Earth Day

Although I was unable to participate in the river clean up on Earth day, I did contribute by running a promotion at my work. I work at Starbucks, and realizing that we are, unfortunately, one of the contributors to littering due to our cups ending up on the side of the road instead of trashcans, we gave out reusable cups to celebrate Earth day.
It is always so disappointing to see Starbucks cups or straw wrappers on the side of the road. It is even more disappointing because as a company, Starbucks takes great responsibility at ethically using resources. This is why our cup sleeves and napkins are made out of recycled material. Knowing that my work does their part to minimize waste is very satisfying. Also satisfying was being able to give out the cups to our customers, and even more so when they bring their cups back to use.

FOLAR clean-up

I went into this river clean-up expecting one thing and found another.
I thought that I was going to be going to one of the more nature part of the L.A. river to clean up the bed of the river where the water meets the dirt, or to go pick up trash on a nice scenic walkway that runs parallel to the river with lots of people and bikers on the trail... This was not what I walked into.
I went to a less nature area of the river where there was hardly any water in the river at all. I was not expecting to be able to literally walk in the river, it was very sandy.
Despite the change in expectation of location I enjoy the FOLAR river clean-up. It was a great experience that I am glad I was able to participate in.
There were a lot more people there than I expected to be, and quite a large range in age that I was definitely not expecting, there was even a baby strapped to its father's chest.
The actually cleaning of the river was a very dusty job due to the amount of sand from the lack of water in the river. Good thing I wore my black shoes :). A lot of the trash was actually embedded into the river, which I was not expecting. I expected a lot of the trash to be laid out on top as if someone had just thrown the trash there. The embedded trash cause for a lot of digging and pulling to get the trash. I was quite shocked at some of the items found, for example I never would guess that a shopping cart would be buried into the river, thrown on the side next to the river sure, but not buried in it. Or pieces to a computer of car charger. When I think of trash inn a river these pieces are not what comes to my mind. Which makes it quiet shocking and sad to me that people just throw this stuff on the place we live on.
Overall this experiencing was great and unexpected.
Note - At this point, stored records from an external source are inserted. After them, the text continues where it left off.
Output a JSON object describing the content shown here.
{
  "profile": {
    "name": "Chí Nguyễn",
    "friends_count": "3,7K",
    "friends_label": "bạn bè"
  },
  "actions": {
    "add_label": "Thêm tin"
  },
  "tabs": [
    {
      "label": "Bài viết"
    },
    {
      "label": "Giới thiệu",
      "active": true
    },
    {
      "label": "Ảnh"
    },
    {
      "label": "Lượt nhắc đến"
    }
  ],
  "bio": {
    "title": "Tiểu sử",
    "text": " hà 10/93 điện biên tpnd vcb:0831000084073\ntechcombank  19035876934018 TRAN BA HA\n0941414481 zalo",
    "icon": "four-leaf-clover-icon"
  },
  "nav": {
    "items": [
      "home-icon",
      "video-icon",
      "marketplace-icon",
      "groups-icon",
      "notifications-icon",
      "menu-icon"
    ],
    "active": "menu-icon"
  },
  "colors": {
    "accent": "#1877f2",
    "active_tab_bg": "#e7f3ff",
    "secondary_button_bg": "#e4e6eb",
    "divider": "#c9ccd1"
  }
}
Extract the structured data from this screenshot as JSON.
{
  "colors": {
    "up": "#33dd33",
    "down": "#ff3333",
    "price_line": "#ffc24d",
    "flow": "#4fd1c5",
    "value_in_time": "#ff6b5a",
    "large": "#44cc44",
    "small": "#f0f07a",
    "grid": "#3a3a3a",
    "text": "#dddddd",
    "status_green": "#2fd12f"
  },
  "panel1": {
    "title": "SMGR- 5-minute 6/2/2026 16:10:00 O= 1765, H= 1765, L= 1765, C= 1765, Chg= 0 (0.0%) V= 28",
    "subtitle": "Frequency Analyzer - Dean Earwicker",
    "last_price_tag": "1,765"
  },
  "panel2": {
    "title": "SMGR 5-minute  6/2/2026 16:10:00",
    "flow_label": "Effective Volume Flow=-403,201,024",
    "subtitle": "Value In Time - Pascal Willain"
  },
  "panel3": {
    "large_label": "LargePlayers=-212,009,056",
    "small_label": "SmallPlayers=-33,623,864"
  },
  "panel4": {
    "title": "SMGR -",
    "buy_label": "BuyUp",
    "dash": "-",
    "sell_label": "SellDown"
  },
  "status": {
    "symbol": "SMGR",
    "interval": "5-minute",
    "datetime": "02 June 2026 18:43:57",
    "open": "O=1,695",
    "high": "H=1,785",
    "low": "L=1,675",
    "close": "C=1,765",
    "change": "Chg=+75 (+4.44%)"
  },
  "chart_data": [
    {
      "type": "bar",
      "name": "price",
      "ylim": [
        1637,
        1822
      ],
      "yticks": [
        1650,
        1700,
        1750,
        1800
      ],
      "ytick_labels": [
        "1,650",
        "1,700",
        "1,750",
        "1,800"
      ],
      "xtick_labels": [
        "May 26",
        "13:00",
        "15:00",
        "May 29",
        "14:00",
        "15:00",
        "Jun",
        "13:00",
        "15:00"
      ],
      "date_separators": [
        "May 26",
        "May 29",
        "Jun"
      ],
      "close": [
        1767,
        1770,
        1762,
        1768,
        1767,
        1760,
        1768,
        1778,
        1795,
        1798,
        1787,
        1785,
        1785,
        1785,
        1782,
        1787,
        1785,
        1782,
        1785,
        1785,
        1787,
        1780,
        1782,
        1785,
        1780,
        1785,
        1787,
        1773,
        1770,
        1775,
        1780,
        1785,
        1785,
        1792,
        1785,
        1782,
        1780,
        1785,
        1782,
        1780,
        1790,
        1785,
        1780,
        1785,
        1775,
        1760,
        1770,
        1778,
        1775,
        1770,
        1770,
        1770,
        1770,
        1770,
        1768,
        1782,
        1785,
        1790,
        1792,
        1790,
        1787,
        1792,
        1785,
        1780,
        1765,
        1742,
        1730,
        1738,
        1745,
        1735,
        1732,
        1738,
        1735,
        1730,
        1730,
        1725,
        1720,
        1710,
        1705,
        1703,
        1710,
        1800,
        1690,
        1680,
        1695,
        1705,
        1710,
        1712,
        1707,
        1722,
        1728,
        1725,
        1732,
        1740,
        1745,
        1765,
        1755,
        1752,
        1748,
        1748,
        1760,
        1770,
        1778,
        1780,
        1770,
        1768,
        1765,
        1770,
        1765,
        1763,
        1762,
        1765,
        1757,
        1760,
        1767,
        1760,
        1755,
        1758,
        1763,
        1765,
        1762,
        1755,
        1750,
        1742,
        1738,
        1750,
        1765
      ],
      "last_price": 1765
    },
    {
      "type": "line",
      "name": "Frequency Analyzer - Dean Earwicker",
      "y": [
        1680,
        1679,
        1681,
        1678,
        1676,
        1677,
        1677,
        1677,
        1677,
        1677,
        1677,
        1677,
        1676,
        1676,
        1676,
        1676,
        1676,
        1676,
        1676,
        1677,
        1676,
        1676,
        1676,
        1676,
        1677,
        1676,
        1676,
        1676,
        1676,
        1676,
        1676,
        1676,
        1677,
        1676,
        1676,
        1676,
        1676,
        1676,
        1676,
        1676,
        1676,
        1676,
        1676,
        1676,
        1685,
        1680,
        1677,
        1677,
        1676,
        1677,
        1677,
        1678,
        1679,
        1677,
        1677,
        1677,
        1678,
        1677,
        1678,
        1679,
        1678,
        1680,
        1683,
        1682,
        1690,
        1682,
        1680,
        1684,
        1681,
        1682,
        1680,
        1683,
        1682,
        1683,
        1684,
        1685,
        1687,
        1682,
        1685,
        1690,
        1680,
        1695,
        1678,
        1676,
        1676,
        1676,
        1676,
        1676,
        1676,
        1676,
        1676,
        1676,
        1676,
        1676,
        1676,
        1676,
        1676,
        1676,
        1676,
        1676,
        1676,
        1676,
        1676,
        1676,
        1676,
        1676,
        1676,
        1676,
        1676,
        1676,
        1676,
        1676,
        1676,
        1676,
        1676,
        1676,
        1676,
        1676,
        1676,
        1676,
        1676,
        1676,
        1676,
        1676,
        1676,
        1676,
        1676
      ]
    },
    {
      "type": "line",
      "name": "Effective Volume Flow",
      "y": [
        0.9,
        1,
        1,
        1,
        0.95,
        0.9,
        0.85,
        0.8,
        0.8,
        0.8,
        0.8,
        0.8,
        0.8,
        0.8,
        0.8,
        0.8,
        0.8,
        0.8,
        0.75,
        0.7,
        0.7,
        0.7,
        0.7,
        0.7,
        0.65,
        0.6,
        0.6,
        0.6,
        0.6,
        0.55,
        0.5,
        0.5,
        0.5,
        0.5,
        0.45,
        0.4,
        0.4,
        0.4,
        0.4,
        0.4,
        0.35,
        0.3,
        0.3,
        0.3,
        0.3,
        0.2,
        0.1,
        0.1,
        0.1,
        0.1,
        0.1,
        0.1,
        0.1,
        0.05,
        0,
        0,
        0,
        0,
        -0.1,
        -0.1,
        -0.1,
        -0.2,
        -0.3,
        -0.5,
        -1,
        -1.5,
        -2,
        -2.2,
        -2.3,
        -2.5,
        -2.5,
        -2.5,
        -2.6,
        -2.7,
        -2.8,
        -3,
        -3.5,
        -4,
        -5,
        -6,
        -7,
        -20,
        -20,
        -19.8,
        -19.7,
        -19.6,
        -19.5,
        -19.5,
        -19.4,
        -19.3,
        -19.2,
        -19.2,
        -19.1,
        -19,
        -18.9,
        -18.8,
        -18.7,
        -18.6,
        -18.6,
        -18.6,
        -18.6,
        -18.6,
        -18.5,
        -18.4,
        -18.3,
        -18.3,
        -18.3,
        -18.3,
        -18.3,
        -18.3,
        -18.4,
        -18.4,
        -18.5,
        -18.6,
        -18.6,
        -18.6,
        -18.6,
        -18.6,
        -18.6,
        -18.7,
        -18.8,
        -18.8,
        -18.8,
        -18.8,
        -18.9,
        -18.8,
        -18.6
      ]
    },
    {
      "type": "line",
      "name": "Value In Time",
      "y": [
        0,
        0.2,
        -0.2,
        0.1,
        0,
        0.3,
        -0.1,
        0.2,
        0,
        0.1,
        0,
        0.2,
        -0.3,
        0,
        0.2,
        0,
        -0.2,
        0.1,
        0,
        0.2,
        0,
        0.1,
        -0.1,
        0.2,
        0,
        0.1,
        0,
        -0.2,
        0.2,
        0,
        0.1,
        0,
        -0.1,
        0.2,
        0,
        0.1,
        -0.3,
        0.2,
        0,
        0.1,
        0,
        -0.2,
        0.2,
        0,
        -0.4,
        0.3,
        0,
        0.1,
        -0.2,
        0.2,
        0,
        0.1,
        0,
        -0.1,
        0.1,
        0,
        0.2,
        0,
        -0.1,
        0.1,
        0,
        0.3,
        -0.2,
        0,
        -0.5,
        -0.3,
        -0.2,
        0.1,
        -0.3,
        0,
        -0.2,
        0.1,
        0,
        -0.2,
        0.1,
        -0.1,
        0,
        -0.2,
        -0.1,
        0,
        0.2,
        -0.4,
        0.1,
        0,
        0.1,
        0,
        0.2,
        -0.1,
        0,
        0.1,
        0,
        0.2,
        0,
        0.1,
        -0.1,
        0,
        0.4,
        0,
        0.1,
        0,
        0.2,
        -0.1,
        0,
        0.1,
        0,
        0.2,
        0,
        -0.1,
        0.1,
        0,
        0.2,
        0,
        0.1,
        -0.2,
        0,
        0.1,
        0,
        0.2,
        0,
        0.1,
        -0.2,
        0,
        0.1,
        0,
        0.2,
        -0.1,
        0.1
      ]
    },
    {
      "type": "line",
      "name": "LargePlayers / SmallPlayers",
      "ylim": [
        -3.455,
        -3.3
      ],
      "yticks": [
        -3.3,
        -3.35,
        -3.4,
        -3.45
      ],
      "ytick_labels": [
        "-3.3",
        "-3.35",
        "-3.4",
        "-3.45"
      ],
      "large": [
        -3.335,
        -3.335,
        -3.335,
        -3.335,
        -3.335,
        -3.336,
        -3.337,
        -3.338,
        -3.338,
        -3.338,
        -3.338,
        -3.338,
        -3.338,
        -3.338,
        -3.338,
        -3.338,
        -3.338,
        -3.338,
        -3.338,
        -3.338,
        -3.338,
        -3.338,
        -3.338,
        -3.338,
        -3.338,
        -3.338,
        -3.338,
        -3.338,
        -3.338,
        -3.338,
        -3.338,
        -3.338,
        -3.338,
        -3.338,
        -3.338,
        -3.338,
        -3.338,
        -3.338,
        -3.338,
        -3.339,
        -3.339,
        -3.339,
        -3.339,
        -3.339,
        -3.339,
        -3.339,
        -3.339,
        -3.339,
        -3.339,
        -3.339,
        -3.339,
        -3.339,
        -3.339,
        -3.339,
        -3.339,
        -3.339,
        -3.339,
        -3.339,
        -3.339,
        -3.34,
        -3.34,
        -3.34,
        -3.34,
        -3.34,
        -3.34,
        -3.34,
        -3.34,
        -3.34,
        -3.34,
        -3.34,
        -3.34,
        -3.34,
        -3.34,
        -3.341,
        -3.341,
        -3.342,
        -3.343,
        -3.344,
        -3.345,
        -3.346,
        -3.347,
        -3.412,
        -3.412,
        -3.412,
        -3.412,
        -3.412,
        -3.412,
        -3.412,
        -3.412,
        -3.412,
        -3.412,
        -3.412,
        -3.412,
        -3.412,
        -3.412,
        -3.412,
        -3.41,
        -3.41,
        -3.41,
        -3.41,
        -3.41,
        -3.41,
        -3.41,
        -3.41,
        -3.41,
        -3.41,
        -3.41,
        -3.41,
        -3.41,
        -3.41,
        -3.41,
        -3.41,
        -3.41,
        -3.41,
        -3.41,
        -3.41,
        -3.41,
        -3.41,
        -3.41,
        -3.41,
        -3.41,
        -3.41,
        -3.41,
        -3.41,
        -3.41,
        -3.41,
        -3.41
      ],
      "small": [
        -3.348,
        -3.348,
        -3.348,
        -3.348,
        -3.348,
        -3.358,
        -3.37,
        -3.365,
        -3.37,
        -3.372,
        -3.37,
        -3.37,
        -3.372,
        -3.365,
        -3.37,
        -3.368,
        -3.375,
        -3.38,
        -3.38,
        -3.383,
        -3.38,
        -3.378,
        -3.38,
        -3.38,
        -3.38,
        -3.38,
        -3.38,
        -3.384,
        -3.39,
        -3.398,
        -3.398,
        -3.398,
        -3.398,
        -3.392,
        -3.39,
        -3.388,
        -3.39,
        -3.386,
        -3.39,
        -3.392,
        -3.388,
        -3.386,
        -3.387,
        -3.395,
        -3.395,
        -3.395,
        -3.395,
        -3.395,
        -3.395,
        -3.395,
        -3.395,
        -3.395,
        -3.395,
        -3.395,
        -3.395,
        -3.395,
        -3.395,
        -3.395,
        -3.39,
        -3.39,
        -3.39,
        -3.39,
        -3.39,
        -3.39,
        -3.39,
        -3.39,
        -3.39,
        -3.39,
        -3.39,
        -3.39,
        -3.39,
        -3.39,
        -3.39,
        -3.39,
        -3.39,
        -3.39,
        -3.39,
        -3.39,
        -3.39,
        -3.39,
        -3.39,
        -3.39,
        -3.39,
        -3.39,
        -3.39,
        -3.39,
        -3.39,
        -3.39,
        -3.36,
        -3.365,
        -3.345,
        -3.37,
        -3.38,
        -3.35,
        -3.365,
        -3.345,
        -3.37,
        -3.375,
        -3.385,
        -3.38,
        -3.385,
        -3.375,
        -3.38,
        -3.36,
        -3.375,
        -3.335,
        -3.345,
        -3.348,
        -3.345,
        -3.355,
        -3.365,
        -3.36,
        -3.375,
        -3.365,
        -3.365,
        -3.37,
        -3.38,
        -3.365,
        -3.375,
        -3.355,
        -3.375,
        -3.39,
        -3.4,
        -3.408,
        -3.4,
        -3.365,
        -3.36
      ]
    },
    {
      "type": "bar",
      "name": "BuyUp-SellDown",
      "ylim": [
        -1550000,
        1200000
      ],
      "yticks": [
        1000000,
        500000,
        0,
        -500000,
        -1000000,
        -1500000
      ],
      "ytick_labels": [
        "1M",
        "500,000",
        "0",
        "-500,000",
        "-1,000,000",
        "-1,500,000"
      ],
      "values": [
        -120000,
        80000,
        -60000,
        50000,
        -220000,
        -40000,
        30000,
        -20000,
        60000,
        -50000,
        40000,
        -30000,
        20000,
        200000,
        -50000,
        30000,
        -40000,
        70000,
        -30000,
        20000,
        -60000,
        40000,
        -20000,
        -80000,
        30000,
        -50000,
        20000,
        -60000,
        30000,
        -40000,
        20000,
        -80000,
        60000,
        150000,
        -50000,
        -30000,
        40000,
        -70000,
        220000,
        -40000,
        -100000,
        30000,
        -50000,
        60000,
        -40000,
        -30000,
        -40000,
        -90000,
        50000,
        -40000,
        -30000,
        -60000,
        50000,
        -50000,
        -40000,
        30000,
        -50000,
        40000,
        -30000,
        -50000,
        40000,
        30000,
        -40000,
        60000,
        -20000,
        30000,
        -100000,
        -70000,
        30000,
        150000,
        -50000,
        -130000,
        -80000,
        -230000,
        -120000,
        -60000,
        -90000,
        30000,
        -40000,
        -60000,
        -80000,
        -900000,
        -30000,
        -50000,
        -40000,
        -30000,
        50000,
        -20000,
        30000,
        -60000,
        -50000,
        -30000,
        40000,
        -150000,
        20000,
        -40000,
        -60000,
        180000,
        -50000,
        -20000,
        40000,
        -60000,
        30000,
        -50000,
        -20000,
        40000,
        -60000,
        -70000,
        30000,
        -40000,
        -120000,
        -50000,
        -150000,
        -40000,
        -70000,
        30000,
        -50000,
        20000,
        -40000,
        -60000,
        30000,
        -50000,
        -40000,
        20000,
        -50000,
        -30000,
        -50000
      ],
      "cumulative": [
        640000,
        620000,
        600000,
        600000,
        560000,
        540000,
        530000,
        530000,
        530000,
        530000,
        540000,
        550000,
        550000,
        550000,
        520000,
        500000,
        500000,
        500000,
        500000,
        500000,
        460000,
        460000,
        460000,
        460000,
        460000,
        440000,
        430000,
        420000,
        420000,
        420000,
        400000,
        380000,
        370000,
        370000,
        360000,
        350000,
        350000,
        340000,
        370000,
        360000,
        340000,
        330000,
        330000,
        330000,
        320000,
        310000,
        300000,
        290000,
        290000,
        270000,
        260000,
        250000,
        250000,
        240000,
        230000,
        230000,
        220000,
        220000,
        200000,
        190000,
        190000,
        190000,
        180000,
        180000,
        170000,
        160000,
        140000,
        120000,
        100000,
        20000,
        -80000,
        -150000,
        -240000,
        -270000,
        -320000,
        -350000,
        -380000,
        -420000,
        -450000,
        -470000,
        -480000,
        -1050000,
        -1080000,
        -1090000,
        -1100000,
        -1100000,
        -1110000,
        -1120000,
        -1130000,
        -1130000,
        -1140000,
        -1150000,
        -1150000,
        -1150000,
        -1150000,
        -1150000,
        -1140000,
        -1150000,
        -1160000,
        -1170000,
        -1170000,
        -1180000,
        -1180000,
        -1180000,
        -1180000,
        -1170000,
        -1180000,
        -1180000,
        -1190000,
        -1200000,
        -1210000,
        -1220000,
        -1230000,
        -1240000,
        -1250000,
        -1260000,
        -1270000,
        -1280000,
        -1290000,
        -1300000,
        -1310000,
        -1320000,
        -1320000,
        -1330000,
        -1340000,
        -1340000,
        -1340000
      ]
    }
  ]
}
It was unexpected in the location, the people there and the trash that was found.


Before the 22nd, I'd never gone to any sort of clean-up ever. I'd done other volunteer work (at a daycare with two- to five-year-old children), but I'd never done something like this. Like everyone else, I expected the trash to be simply lying along the edge of the river. I definitely didn't expect the trash to be embedded within the dirt and mud at the edge of the river and in the bushes, as much of a part of the landscape as the river itself. This made picking up trash much more difficult than I thought it would be. Picking up a piece of trash meant having to dig into the dirt or untangle it from a branch. At one point, we found a huge blanket that we had to pull from under the dirt. It was probably the hardest workout of my life. It didn't help that it was a hot day.

Though picking up trash certainly wasn't easy, it wasn't miserable. In fact, it was pretty fun. I enjoyed doing something good and spending time with friends. The free shirts were certainly a plus. The highlight of my day, however, was seeing a slice of cheese pizza floating in the river, following the current. I don't know how that pizza got there, but seeing it float like a boat sure made my day.